About two years ago we suffered the sudden loss of family member due to suicide. It really rocked our family. For the most part, everyone in the family handled the loss with tremendous grace and fortitude. One family member, however, reacted with a lot of negativity and anger. Often times when families suffer the loss of a loved one, the initial anger and shock of the loss leads to a behavior known in western psychology as scapegoating – the desire to place blame or channel one’s suffering into someone or something else. To my unfortunate surprise, this negativity and anger turned toward me and for various reasons I became the recipient of this person’s unwanted pain and anguish. I would like to say that a decade of meditation had prepared me well for this moment, and in many ways it had. But my equanimity was unseated. My thoughts throughout the day were filled with arguments, mostly self-defensive monologues, and at night I waded through a great deal of grief. After several weeks of dragging myself through the mud of my mind, I decided that I had had enough. I recognized that if I did not take this obstacle onto the path with me, I was going to continue to suffer with it.
Working with Obstacles
We often hear a lot about avoiding, overcoming, and purifying obstacles on the path. From a basic perspective, I perceive avoiding obstacles as practicing the ten virtues, maintaining any lifetime precepts I have undertaken, and renunciation. My experience has shown that this can take me quite a long way, but when it comes to the tough stuff, I often need something more. To this end, the Mahayana concept of transformation as alchemy, or ‘eating the poison as medicine,’ has been most helpful. While this concept is still quite mysterious to me, I think it encourages us to take our obstacles onto the path—to make them very path itself. After all, we can practice perfect conduct and still obstacles will arise. Politicians we oppose will get elected. Our loved ones will catch a physical illness and die. People caught in deep delusions of the mind will strike out and kill their brothers and sisters for having a different skin tone.

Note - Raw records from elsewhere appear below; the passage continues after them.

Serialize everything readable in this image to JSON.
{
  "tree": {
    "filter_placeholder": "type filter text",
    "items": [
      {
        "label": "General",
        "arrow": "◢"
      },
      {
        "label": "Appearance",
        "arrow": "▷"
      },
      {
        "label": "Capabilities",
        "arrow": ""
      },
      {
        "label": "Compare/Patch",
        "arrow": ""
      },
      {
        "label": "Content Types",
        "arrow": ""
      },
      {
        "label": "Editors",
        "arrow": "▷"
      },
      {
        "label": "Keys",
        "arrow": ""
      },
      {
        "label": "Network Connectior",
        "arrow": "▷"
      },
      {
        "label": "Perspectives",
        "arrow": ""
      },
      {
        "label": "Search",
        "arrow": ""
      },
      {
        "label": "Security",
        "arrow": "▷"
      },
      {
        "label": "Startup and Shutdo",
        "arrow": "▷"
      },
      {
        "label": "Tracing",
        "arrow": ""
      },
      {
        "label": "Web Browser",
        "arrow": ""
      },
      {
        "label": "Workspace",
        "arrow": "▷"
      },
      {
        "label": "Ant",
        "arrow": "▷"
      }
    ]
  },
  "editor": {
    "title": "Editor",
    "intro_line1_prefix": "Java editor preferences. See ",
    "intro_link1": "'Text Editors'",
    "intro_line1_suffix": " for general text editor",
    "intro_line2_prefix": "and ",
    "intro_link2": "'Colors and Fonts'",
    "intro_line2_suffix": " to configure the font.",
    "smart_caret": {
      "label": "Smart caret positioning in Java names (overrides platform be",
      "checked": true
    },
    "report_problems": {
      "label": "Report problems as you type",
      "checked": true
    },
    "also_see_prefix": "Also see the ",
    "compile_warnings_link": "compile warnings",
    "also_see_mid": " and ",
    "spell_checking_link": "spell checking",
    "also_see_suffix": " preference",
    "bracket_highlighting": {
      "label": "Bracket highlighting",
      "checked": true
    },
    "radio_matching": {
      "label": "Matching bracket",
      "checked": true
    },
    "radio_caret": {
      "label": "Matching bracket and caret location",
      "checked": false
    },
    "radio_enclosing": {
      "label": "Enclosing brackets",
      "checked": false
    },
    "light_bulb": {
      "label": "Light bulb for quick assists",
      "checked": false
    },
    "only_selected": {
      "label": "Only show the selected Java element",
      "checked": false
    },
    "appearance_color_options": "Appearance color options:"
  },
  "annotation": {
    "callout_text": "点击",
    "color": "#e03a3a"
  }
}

We will lose our jobs, our homes, our savings, and many relationships. No one is impervious to the ills of this world. So, what are we to do?
If we take the obstacles onto the path, there is the real possibility that those very obstacles can become our greatest blessings. When considered from the viewpoint of buddha-nature, such obstacles often reflect opportunities to grow spiritually. Reginald Ray speaks to this matter in his book Secrets of the Vajra World:
”The tantric journey is directed to uncovering the buddha-nature within, and this is not an easy or painless process. It has been said that, in the journey to awakening, buddha-nature does not particularly care what our personalities have to go through or how difficult the process may be. Our deepest nature is uncompromising and will not let any of us stray very far from the path. It will ultimately put up with nothing short of enlightenment. Meditation is a way of ‘sacrificing to the gods,’ of making a positive relationship with the buddha-nature so that the journey, while painful and challenging, at least continues in the direction of awakening and takes advantage of each turn in the road.”1Ray, Reginald A., Secret of the Vajra World: The Tantric Buddhism of Tibet, Shambhala Publications, 2002, p. 106
Opening Up Our Hearts
When I decided to take the pain and anger of loss and grief onto the path with me, I had to open my heart to the fullness of the pain. I made a conscious choice to make it my daily practice to open to that suffering, welcome it, and practice compassion and loving-kindness. I utilized tonglen as a method for transforming my relationship with this person who had harmed me. After a year of practicing in this way, I found that my compassion had grown, my confidence in my own buddha-nature had concretized, and I had a profound experience of deep gratitude for the person who had harmed me. I had been given the gift of realizing how our enemies can be our greatest teachers, as taught in texts like The 37 Practices of a Bodhisattva and many others.
Right now, we are in the middle of a global pandemic, political unrest, financial loss, and climate disturbances. Some of us are facing seemingly insurmountable losses and hardships. I want to encourage us all to open our hearts even wider in the face of these obstacles and challenge ourselves to relax any aversion or desire for things to be otherwise. How might we instead use these obstacles to deepen our awakening, and grow our hearts and minds? What are your unique, and shared, obstacles here to teach you?
About the Author
Jamie provides mental health counseling to the community in Carrollton, Georgia, where she works in private practice, serves as the clinical director for the Carroll County Drug Court program, and works part time at the University of West Georgia. She has been practicing meditation for approximately 10 years, under the guidance of Bhante Gunaratana and Phakchok Rinpoche. Jamie lives with her husband and two small children.
In this blog, Jamie mentions the use of tonglen in taking obstacles onto the path. You can find a variety of teachings on tonglen and related topics at Samye Institute. Here are a few:
Note: This advice is not meant to take the place of mental health professional guidance. Mental conditions are complex and people differ widely in their conditions and responses. If you suffer from serious anxiety or depression, we suggest that you seek the services of a trained mental health professional.